Soil Erosion and Soil Quality in Walsh County
By Rita H. Sveen
After a very wet spring with extreme rainfall events, things are not looking too bad out there for our crops, however estimates are still around 30% prevented plant acres in Walsh County. Many of these acres are not only due to excess moisture but to soil damage and loss. We had erosion, every kind of erosion. Even wind erosion was a problem before the rains hit. But that pales compared with the amount of soil lost to sheet and rilling from runoff on cropped fields. Gullies? Streambank erosion? – yes we had that too.
Wind Erosion Walsh Co. May 2013
Gully Erosion Walsh Co. May 2013
I would like to encourage Walsh County producers and ag advisors to take some time to educate yourself on your soil resource. What’s different from this event compared with previous events, is that today we know considerably more about soil biology then we did 5, 10 or 20 years ago. Agricultural research has proven soils are a living environment – in a healthy soil, there are about 6 billion microorganisms in one teaspoon!
Soils in the valley were traditionally left black in the fall because the high organic matter from the tall grass prairie and the high clay content naturally held more water in the soil. In cold climates like ours, it is the soil water that plays the largest role in the soil warming process in early spring. Therefore, blackening the field was thought to be the best way to warm the soil in the spring. However, tillage does have other negative consequences – we understand this much better today with advanced discoveries in microbiology. Consider the following tillage facts:
1. Tillage causes a burst of organic carbon to be released into the air. Aside from the atmospheric consequences, this is bad for the soil because that carbon is now lost as a food source for soil organisms. It’s difficult to get past the idea that tilling the soil is good – it must be good to mix in the oxygen and residue to “feed” the soil, right? But mixing the soil just makes it lazy. Soil organisms that engage in a long-term mineralization process are not advanced by tillage.
2. Tillage steel is cutting through the soil pore spaces created by earthworms and plant root channels. Macropores are essential for infiltration. Runoff and rain water flow through the macropores instead of running off – keeping your soil and inputs in place.

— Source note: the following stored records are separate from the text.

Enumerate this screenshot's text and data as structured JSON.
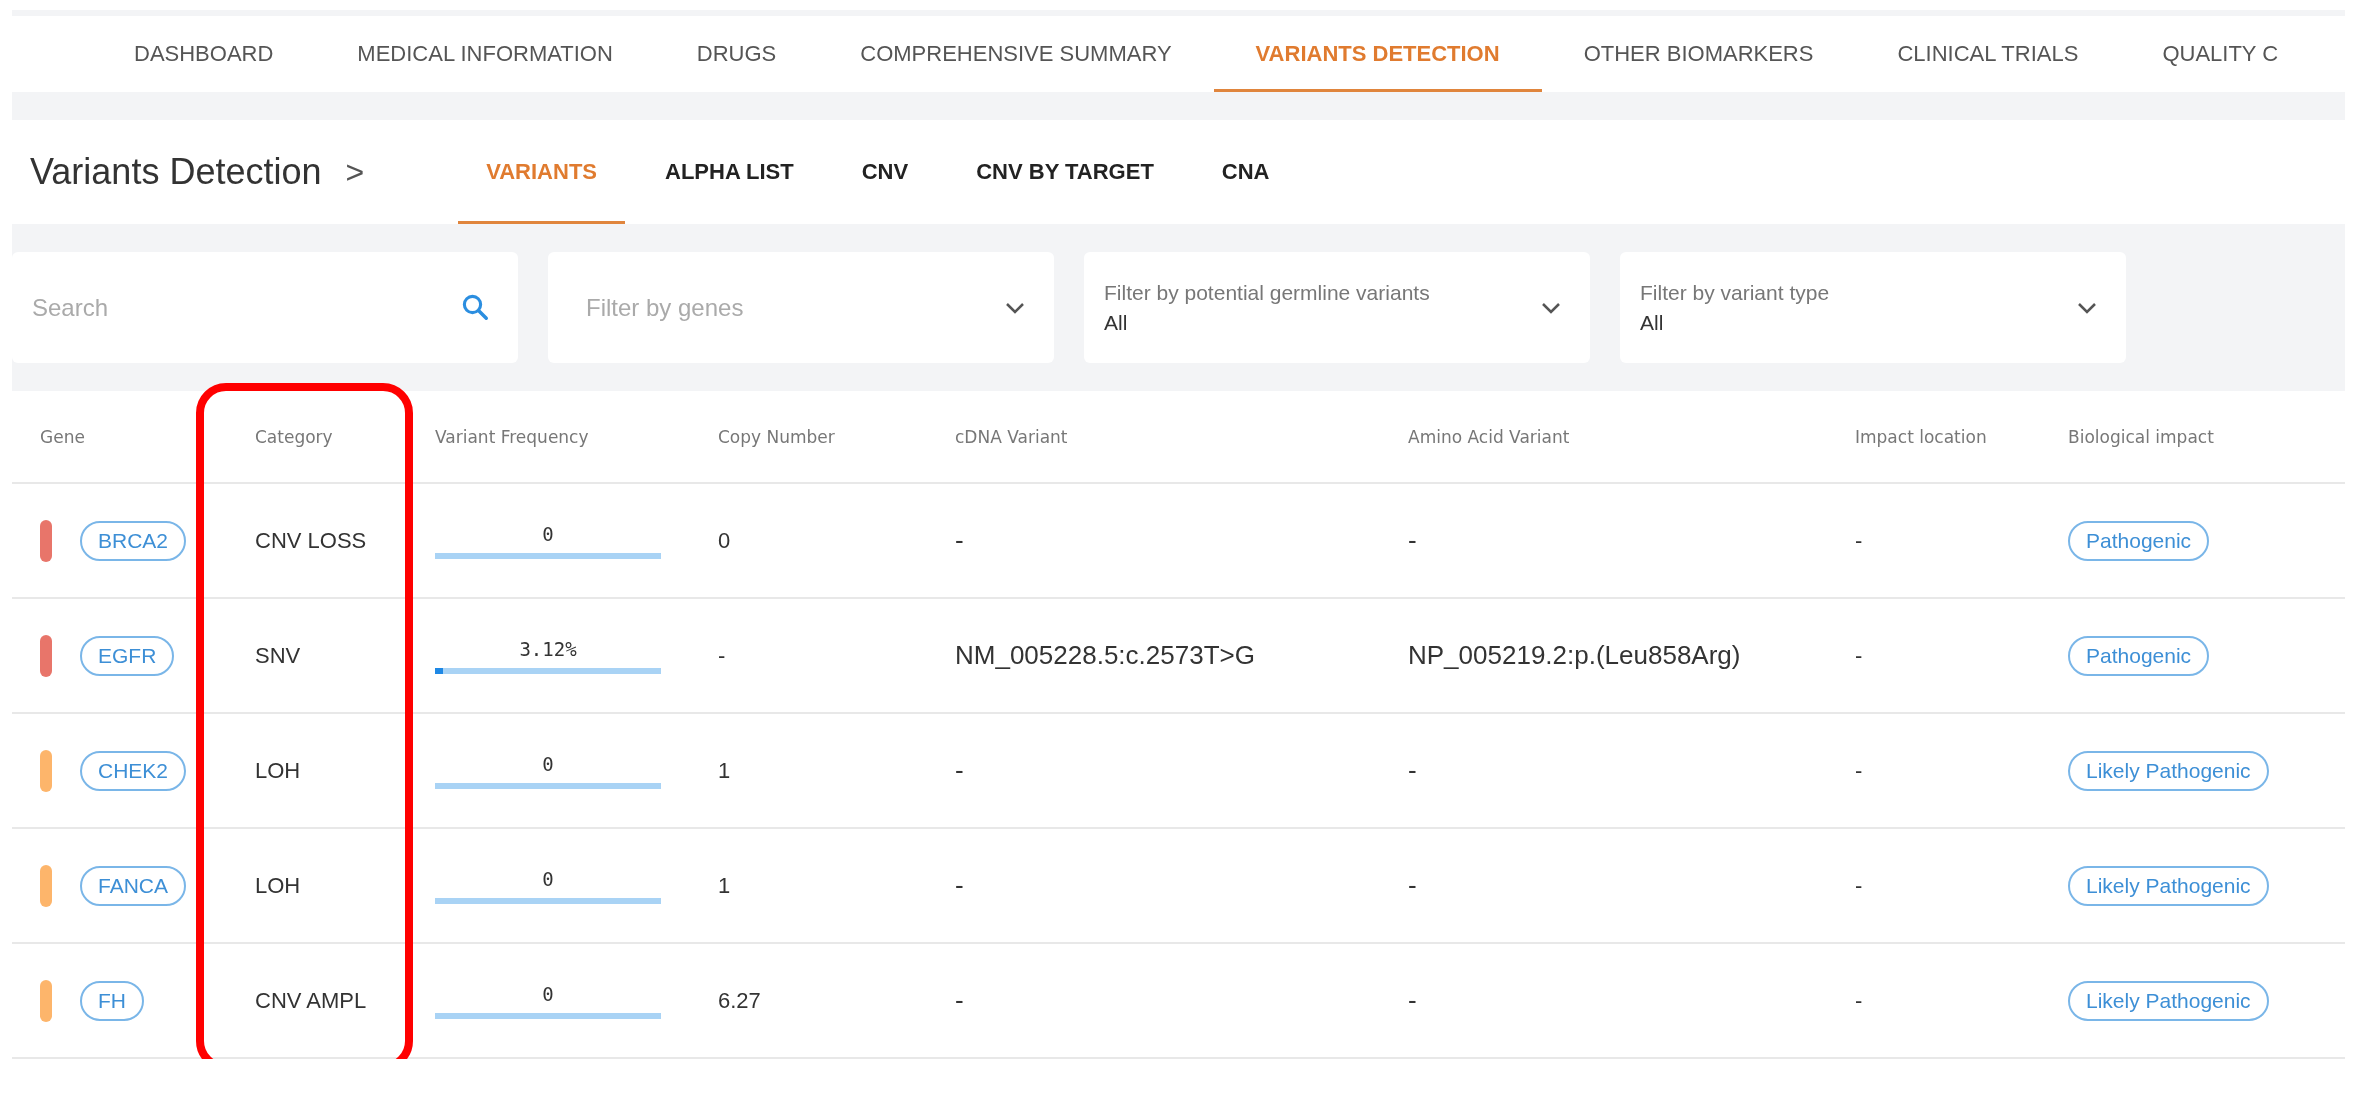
{
  "main_tabs": [
    {
      "label": "DASHBOARD",
      "selected": false
    },
    {
      "label": "MEDICAL INFORMATION",
      "selected": false
    },
    {
      "label": "DRUGS",
      "selected": false
    },
    {
      "label": "COMPREHENSIVE SUMMARY",
      "selected": false
    },
    {
      "label": "VARIANTS DETECTION",
      "selected": true
    },
    {
      "label": "OTHER BIOMARKERS",
      "selected": false
    },
    {
      "label": "CLINICAL TRIALS",
      "selected": false
    },
    {
      "label": "QUALITY C",
      "selected": false
    }
  ],
  "section": {
    "title": "Variants Detection",
    "chevron": ">"
  },
  "sub_tabs": [
    {
      "label": "VARIANTS",
      "selected": true
    },
    {
      "label": "ALPHA LIST",
      "selected": false
    },
    {
      "label": "CNV",
      "selected": false
    },
    {
      "label": "CNV BY TARGET",
      "selected": false
    },
    {
      "label": "CNA",
      "selected": false
    }
  ],
  "search": {
    "placeholder": "Search"
  },
  "filters": [
    {
      "placeholder": "Filter by genes"
    },
    {
      "label": "Filter by potential germline variants",
      "value": "All"
    },
    {
      "label": "Filter by variant type",
      "value": "All"
    }
  ],
  "table": {
    "columns": [
      "Gene",
      "Category",
      "Variant Frequency",
      "Copy Number",
      "cDNA Variant",
      "Amino Acid Variant",
      "Impact location",
      "Biological impact"
    ],
    "rows": [
      {
        "color": "#e8756a",
        "gene": "BRCA2",
        "category": "CNV LOSS",
        "frequency": "0",
        "copy_number": "0",
        "cdna": "-",
        "amino_acid": "-",
        "impact_location": "-",
        "biological_impact": "Pathogenic"
      },
      {
        "color": "#e8756a",
        "gene": "EGFR",
        "category": "SNV",
        "frequency": "3.12%",
        "level": 0.0312,
        "copy_number": "-",
        "cdna": "NM_005228.5:c.2573T>G",
        "amino_acid": "NP_005219.2:p.(Leu858Arg)",
        "impact_location": "-",
        "biological_impact": "Pathogenic"
      },
      {
        "color": "#fdb56b",
        "gene": "CHEK2",
        "category": "LOH",
        "frequency": "0",
        "copy_number": "1",
        "cdna": "-",
        "amino_acid": "-",
        "impact_location": "-",
        "biological_impact": "Likely Pathogenic"
      },
      {
        "color": "#fdb56b",
        "gene": "FANCA",
        "category": "LOH",
        "frequency": "0",
        "copy_number": "1",
        "cdna": "-",
        "amino_acid": "-",
        "impact_location": "-",
        "biological_impact": "Likely Pathogenic"
      },
      {
        "color": "#fdb56b",
        "gene": "FH",
        "category": "CNV AMPL",
        "frequency": "0",
        "copy_number": "6.27",
        "cdna": "-",
        "amino_acid": "-",
        "impact_location": "-",
        "biological_impact": "Likely Pathogenic"
      }
    ]
  }
}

3. Tillage destroys fungal hyphae. Fungal hyphae are the thread-like structures used to gather resources and bind soil together into aggregates. Soil particles are aggregated and stabilized by organic “glues” exuded by the hyphae and plant roots. Soil biota help create aggregates and use them as habitat. Remember – the soil is a living food web; this web includes the plant root and its exchanges with nutrients and water. It all works together to improve the soils/plants natural ability to utilize water and nutrients. Loss of aggregation is visually apparent in eroded sediments.
Sheet and Rill Erosion Deposition 5/2013
4. Tillage and all other field traffic increases compaction, which restricts water and air movement, nutrient cycling, plant growth and biology.
5. Tillage causes the water table to rise, bringing salts to the surface.
Reduce your tillage with baby steps!
I’m not advocating the cold-turkey conversion of large tracts of cropland into no-till. It can take several years to improve your soil’s health. However, I think we can no longer ignore the loss of soil structure that has taken place over the last few decades. Long term healing of the soil is in order. Consider taking a baby step with one or more of the following:
1. Plant cover crops on prevent plant acres this year. Soil biota need growing plants to thrive - the diversity of species feeds a large variety of biota. Cover crops also remove excess moisture, which in turn reduces salinity.
2. Plant cover crops or grass on your water courses. Analyze your yields on these areas – is cropping really the best land use? Consider planting cover crops this year followed by alfalfa or grass. Safe, stable water conveyance is responsible soil stewardship that both landlord and operator should agree on. With the loss of CRP acreage in the county, it might be easier than you think to find someone that wants to hay these areas.
3. Try Strip till or no-till on a small plot of land – commit to this for at least 5 years. There are programs available to help offset the risk.
4. Improve the diversity of your rotation. Healthy soils needs plant diversity– the best rotations include all crop types: Warm and cool season grasses (ex. corn and wheat), and warm and cool season broadleaves (ex. soybeans and sugarbeets or cover crops).
5. Delay tillage after wheat harvest or plant cover crops. Following the combine with a disk, chisel or plow seems to be a source of pride – a black field right after harvest, but this practice is actually starving the soil. We know today that allowing regrowth or planting cover crops will feed the soil and therefore improve soil aggregation.
6. Increase your soil biology knowledge: There are multiple sources of informative videos, testimonials, and fact sheets available on YouTube and websites. One of the better ones I found that is specific to our climate is: Soil Quality: Managing Cool, Wet Soils (easily found with a web search or call the office for a copy).
Checkout the soil quality institute website: http://soils.usda.gov/sqi or for a more in-depth presentation, watch “The Role of Soil Biology in Improving Soil Quality” – on YouTube. Call our office for more information: 284-7466.